The technology of 1905 made squeezing fresh oranges a necessity and not a nod to freshness as refrigeration was primitive and expensive.

Following the economic and technological leap of the post WWI era  refrigeration became commonplace in the finer restaurants of the Roaring 20’s.

Following the economic and technological leap of the post-WWII era home refrigeration became commonplace.

Indeed, consuming citrus juice on a daily basis was one of the hallmarks of the emergent suburban culture.

Juice drinks gained their cachet and widespread popularity during this time.

Remixology reinvents classic cocktails for modern mouths thus the Floratini as the orange juice becomes “Florida,” which also reminds me of a friend who described Miami as “the Bronx with palm trees!”

The Floratini

2 oz. gin

3/4 oz. sweet vermouth

1/4 oz. dry vermouth

1.5 oz. orange juice

Fill a martini glass with ice water.

Fill a 24 oz. shaker with ice.

Pour all ingredients EXCEPT dry vermouth into the shaker.

Top shaker with mixing glass and shake vigorously until the frost line climbs to the top of the shaker.

Dispose of ice water and rim martini glass with sugar.

Break contents of shaker into martini glass.

Pour just a tad of dry vermouth into the Floratini with great ceremony.

Tips for shaking:  Hold the shaker in your “off” hand with the mixing glass on top.  This creates visual appeal and adds subtle showmanship to your drink as savvy guests realize you are ambidextrous.

On a more functional note the tricky part of break pouring is using the mixing glass to filter the ice fragments and this is best accomplished with your dominant hand.

The addition of the dry vermouth at the end of the creation of the cocktail is mostly for show.  Gazing lovingly at the libation before administering the final touch adds to the entertainment value for the guest.

Crucial to the presentation of the Floratini is color.  The sweet vermouth’s maroon color darkens the orange juice a shade.  The color to be painted is about that of Tropicana’s Ruby Red Grapefruit Juice.

To maximize the visual appeal place the drink directly under the spot lights that hang above many bars.

The Floratini tastes good!  Women who crave a little bite will get a sting of gin softened by the sweetness of orange juice.  The viscosity of the sweet vermouth gives a nice mouth feel that amplifies the flavor profile.

Remixology: The reinvention of classic cocktails for modern mouths.

Cheers!

DRINK, HOSPITALITY Happy Birthday Drink for a Woman/Pink Squirrel

February 28, 2013 Leave a comment

HAPPY BIRTHDAY DRINK FOR A WOMAN

Occasionally while tending bar a woman will ask if I have a specialty drink.

“What’s your name?”

“Erica”.

“I’ll make you an Erica.”

“ERICA”

1 1/2  oz. DiSarrono Originale

3/4 oz White Creme de Cacao

2 oz Milk

2 dots Grenadine

Pour all ingredients into a cocktail shaker filled 1/2 with ice.

Shake vigorously until the frost line climbs to the top of the shaker.

Break and pour into a martini glass.

Garnish with a cherry pierced by a swizzle stick across the top of the gl;ass.

The color should be that of the Pink Panther cartoon

(Dirty joke optional).

In matter of strict fact this is a variation of the Pink Squirrel.  The classic Pink Squirrel was made with Creme de Noyeaux a pecan based liqueur.  (Southern Comfort is a pecan-based liqueur).

The amaretto provides the “nut” for the squirrel to mix a metaphor as well as a cocktail.

Amarettto became popular in the United States following WWII as Italian-Americans’ upward mpobility lead to restaurant ownership.  In 2001 Amaretto DiSarrono began marketing itself as DiSarrono Originale .

This cocktail is sweet and pink.

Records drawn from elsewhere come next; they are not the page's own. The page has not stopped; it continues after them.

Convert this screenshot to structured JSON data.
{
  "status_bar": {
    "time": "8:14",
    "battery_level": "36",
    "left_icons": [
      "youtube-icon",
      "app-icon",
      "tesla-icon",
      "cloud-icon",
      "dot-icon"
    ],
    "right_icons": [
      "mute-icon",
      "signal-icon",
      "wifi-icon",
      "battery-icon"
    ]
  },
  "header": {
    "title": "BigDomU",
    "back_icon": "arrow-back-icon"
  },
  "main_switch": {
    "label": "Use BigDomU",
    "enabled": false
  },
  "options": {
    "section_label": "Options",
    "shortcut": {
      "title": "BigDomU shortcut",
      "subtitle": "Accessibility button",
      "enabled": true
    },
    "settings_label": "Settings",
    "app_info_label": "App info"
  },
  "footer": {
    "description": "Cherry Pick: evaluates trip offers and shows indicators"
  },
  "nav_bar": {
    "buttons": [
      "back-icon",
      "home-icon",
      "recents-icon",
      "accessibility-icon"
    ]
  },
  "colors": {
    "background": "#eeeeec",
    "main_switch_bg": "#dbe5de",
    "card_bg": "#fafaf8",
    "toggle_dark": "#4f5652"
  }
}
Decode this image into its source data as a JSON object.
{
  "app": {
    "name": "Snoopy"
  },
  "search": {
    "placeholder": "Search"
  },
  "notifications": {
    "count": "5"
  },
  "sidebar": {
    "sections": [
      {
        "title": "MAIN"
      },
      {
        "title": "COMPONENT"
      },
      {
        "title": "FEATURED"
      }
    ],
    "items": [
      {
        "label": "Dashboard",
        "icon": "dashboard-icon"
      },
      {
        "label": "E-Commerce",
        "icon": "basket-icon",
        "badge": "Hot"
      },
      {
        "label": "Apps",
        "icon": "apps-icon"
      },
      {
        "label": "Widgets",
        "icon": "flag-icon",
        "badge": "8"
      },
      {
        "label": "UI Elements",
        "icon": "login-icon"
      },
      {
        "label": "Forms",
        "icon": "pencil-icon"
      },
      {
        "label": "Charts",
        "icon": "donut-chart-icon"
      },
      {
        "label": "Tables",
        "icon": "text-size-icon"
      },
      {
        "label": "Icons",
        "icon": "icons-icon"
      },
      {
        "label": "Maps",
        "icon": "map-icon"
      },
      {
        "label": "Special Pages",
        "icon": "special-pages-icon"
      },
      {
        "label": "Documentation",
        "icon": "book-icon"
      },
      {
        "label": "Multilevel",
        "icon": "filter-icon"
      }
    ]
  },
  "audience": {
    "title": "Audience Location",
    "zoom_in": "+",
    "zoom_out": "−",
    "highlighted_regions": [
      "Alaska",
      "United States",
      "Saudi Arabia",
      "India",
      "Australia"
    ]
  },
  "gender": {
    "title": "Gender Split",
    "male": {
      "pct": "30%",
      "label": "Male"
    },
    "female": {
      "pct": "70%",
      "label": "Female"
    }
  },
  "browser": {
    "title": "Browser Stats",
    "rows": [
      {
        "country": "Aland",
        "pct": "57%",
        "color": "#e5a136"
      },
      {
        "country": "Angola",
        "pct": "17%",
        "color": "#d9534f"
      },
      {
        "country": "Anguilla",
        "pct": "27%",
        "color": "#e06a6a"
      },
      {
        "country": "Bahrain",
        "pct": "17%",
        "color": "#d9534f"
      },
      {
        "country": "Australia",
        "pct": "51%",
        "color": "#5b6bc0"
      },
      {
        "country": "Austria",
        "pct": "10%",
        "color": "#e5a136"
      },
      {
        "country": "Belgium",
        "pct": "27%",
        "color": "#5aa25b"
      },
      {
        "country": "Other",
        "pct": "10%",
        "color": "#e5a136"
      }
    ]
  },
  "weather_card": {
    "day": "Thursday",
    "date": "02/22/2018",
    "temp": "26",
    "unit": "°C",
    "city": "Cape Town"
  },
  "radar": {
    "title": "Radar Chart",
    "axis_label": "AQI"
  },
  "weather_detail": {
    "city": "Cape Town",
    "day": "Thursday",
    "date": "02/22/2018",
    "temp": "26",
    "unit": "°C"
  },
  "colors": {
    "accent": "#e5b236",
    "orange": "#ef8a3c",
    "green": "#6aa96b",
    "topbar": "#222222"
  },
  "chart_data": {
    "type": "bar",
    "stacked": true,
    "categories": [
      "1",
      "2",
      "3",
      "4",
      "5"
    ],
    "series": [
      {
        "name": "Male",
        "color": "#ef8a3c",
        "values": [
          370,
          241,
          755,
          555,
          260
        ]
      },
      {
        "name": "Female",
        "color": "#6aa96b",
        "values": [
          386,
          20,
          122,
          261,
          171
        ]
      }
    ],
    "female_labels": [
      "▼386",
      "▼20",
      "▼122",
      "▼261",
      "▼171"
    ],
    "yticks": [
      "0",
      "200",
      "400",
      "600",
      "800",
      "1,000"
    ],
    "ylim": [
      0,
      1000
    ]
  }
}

For the best visual effect try to position it underneath a pinspot to highlight the soft pinkness of the alcoholic confection and maximize the gratuity potential.

In many instances this drink is ordered by the boyfriend/date/some guy for his girlfriend/date/whatever in order to ingratiate himself with the woman who will be drinking it.  Girls nights out are also a window of sales opportunity.

My experience is that every guest will enjoy  a drink named for them.

Cheers!

Categories: DRINK, HOSPITALITY Tags: ,